Food trends change very quickly and nowadays even more so with the advent of social media. Because most patrons upload photos of the ordered dishes to Instagram, the presentation and plating has become more and more important. Especially in Asia, customers like to eat with their eyes first by taking a lot of pictures. Healthy food is now a major trend, forcing restaurants to be more transparent and open regarding food origin and sourcing. Not only origin but also freshness and quality of ingredients are now more important than ever.

How important is the presentation of dishes?
The presentation is extremely important. When coming up with new dishes or a new menu, I first visualize it in the plate, draw it on paper before I start cooking it.

Is presentation and plating a global trend?
Absolutely, in all fine dining restaurants the chefs are doing their best in creating new presentations, new ways to present a dish. Patrons enjoy their food with their eyes, and camera, first.

What is the difference between running a restaurant in Italy and running one in Bangkok?
I worked eight years in Italy before to move abroad. There are not many differences between running a restaurant in Italy and here in Thailand. I would say the main difference is how to manage the staff and how to get them involved. Working with people from a different culture or background can be challenging.

Bangkok is multi-racial and multi-cultural metropolis and customers are coming from all over the world, as a Chef and restaurant you must be able to satisfy any request that they have. These requests might be quite different from those of an Italian guest.

Do you source as much local produce as possible? Does this have a big impact on your menu?
I always try use as many as possible local ingredients, which I buy in the market. For an Italian restaurant, this presents some challenge as our customers come to eat Italian so we have to import original, quality products from Italy as well.

Many guests ask me from where the products or ingredients come from, they want to hear the product is from Italy and are happy to eat dishes prepared with original, imported ingredients.

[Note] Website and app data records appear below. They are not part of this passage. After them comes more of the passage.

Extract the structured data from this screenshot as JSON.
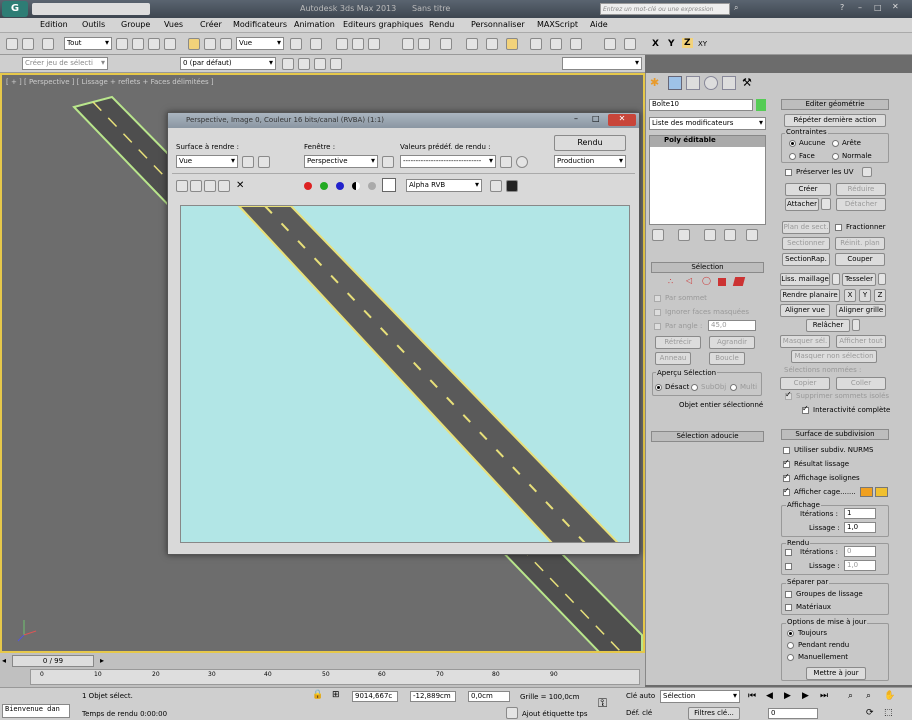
{
  "app": {
    "title": "Autodesk 3ds Max 2013",
    "doc": "Sans titre",
    "search_placeholder": "Entrez un mot-clé ou une expression"
  },
  "menu": [
    "Edition",
    "Outils",
    "Groupe",
    "Vues",
    "Créer",
    "Modificateurs",
    "Animation",
    "Editeurs graphiques",
    "Rendu",
    "Personnaliser",
    "MAXScript",
    "Aide"
  ],
  "toolbar": {
    "filter": "Tout",
    "ref_coord": "Vue",
    "axes": [
      "X",
      "Y",
      "Z",
      "XY"
    ]
  },
  "toolbar2": {
    "selection_set": "Créer jeu de sélecti",
    "layer": "0 (par défaut)"
  },
  "viewport": {
    "label": "[ + ] [ Perspective ] [ Lissage + reflets + Faces délimitées ]"
  },
  "render_window": {
    "title": "Perspective, Image 0, Couleur 16 bits/canal (RVBA) (1:1)",
    "area_label": "Surface à rendre :",
    "area_value": "Vue",
    "viewport_label": "Fenêtre :",
    "viewport_value": "Perspective",
    "preset_label": "Valeurs prédéf. de rendu :",
    "preset_value": "-------------------------------",
    "render_button": "Rendu",
    "mode_value": "Production",
    "channel_value": "Alpha RVB"
  },
  "command_panel": {
    "object_name": "Boîte10",
    "modifier_list": "Liste des modificateurs",
    "stack_item": "Poly éditable",
    "selection": {
      "head": "Sélection",
      "par_sommet": "Par sommet",
      "ignorer": "Ignorer faces masquées",
      "par_angle": "Par angle :",
      "angle_value": "45,0",
      "retrecir": "Rétrécir",
      "agrandir": "Agrandir",
      "anneau": "Anneau",
      "boucle": "Boucle",
      "apercu": "Aperçu Sélection",
      "desact": "Désact",
      "sous_obj": "SubObj",
      "multi": "Multi",
      "status": "Objet entier sélectionné"
    },
    "soft_selection": "Sélection adoucie",
    "edit_geometry": {
      "head": "Editer géométrie",
      "repeat": "Répéter dernière action",
      "contraintes": "Contraintes",
      "aucune": "Aucune",
      "arete": "Arête",
      "face": "Face",
      "normale": "Normale",
      "preserver": "Préserver les UV",
      "creer": "Créer",
      "reduire": "Réduire",
      "attacher": "Attacher",
      "detacher": "Détacher",
      "plan_sect": "Plan de sect.",
      "fractionner": "Fractionner",
      "sectionner": "Sectionner",
      "reinit_plan": "Réinit. plan",
      "section_rap": "SectionRap.",
      "couper": "Couper",
      "liss_maillage": "Liss. maillage",
      "tesseler": "Tesseler",
      "rendre_planaire": "Rendre planaire",
      "xyz": [
        "X",
        "Y",
        "Z"
      ],
      "aligner_vue": "Aligner vue",
      "aligner_grille": "Aligner grille",
      "relacher": "Relâcher",
      "masquer_sel": "Masquer sél.",
      "afficher_tout": "Afficher tout",
      "masquer_non_sel": "Masquer non sélection",
      "selections_nommees": "Sélections nommées :",
      "copier": "Copier",
      "coller": "Coller",
      "supprimer": "Supprimer sommets isolés",
      "interactivite": "Interactivité complète"
    },
    "subdivision": {
      "head": "Surface de subdivision",
      "nurms": "Utiliser subdiv. NURMS",
      "resultat": "Résultat lissage",
      "isolignes": "Affichage isolignes",
      "cage": "Afficher cage.......",
      "affichage": "Affichage",
      "iterations": "Itérations :",
      "iter_disp": "1",
      "lissage": "Lissage :",
      "liss_disp": "1,0",
      "rendu": "Rendu",
      "iter_render": "0",
      "liss_render": "1,0",
      "separer": "Séparer par",
      "groupes": "Groupes de lissage",
      "materiaux": "Matériaux",
      "options": "Options de mise à jour",
      "toujours": "Toujours",
      "pendant": "Pendant rendu",
      "manuel": "Manuellement",
      "mettre_a_jour": "Mettre à jour"
    }
  },
  "timeline": {
    "frame": "0 / 99",
    "ticks": [
      "0",
      "10",
      "20",
      "30",
      "40",
      "50",
      "60",
      "70",
      "80",
      "90"
    ]
  },
  "status": {
    "listener": "Bienvenue dan",
    "selected": "1 Objet sélect.",
    "render_time": "Temps de rendu  0:00:00",
    "x": "9014,667c",
    "y": "-12,889cm",
    "z": "0,0cm",
    "grid": "Grille = 100,0cm",
    "add_tag": "Ajout étiquette tps",
    "auto_key": "Clé auto",
    "set_key": "Déf. clé",
    "key_filter": "Sélection",
    "filters": "Filtres clé...",
    "frame_field": "0"
  },
  "colors": {
    "accent": "#e6c84a",
    "sky": "#b2e6e6",
    "road": "#5a5a5a",
    "stripe": "#e8e07a"
  }
}
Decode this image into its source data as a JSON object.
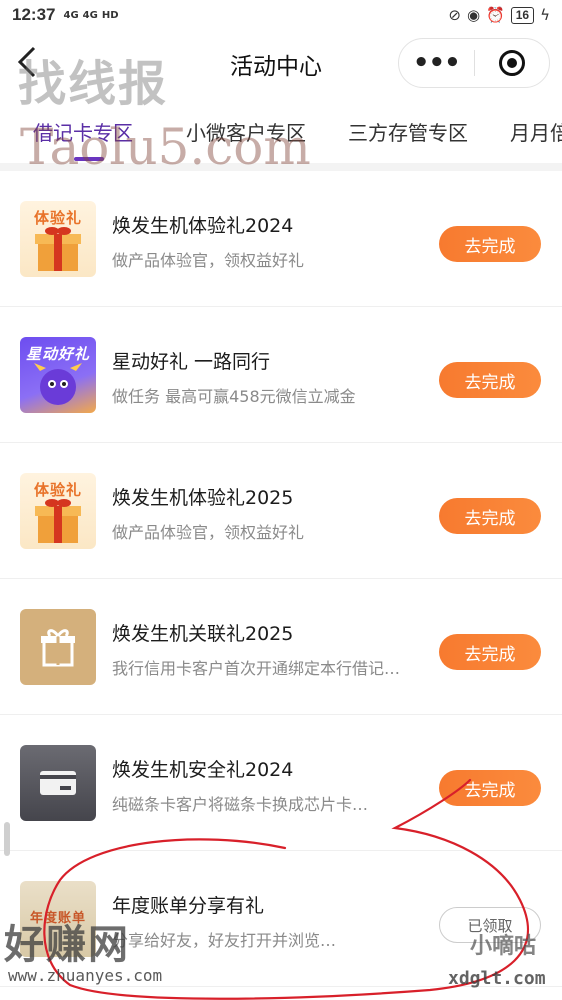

If there were one dish that sums up your style, which one would be your signature dish?
The dish that best reflects my style is the “slow cooked octopus, sous-vide octopus” that we have in the menu. This dish combines my Italian roots presented in a modern way. In my hometown we used to eat the octopus bought from the street and it was so delicious. I had to bring it to a fine dining restaurant but cooked in a contemporary style.

Did any of the dishes you discovered recently in Asia make it to your menu?
The sea scallop with a cream of buffalo mozzarella. Normally I use sea scallops from Hokkaido, Japan.

What do you think of chefs like Gordon Ramsay who have taken old cuisines to the masses via reality TV?
Celebrity chefs like Gordon Ramsay contributed to popularize the work in the kitchen and the cuisine in general and a lot of TV viewers develop a passion for cooking.

The negative side of reality shows like MasterChef is that people think life in the kitchen is reflected on the show. To become a chef, it takes a lot of time, efforts and many hours of hard work in the kitchen.

What is the one cooking tool that the chef should not be without?
For me, it’s without doubt the knife because every chef has his own set of knives. Every ambitious chef buys his own knifes when he starts his career and will cherish them during his whole working life.

What is your favorite pasta?
Actually, the homemade fettuccine is my favorite.

What is next for you?
My “Big” dream is to open my own culinary school. I’m thinking about it for a long time and partly it stems from my experience in Asia where I have to teach daily about Italian food and ingredients and how to prepare and cook them.

I’m explaining and teaching a lot every day and thinking it would be nice to have a school and have students, young people interested to learn about cooking and being a chef and discover how satisfying and rewarding it can be.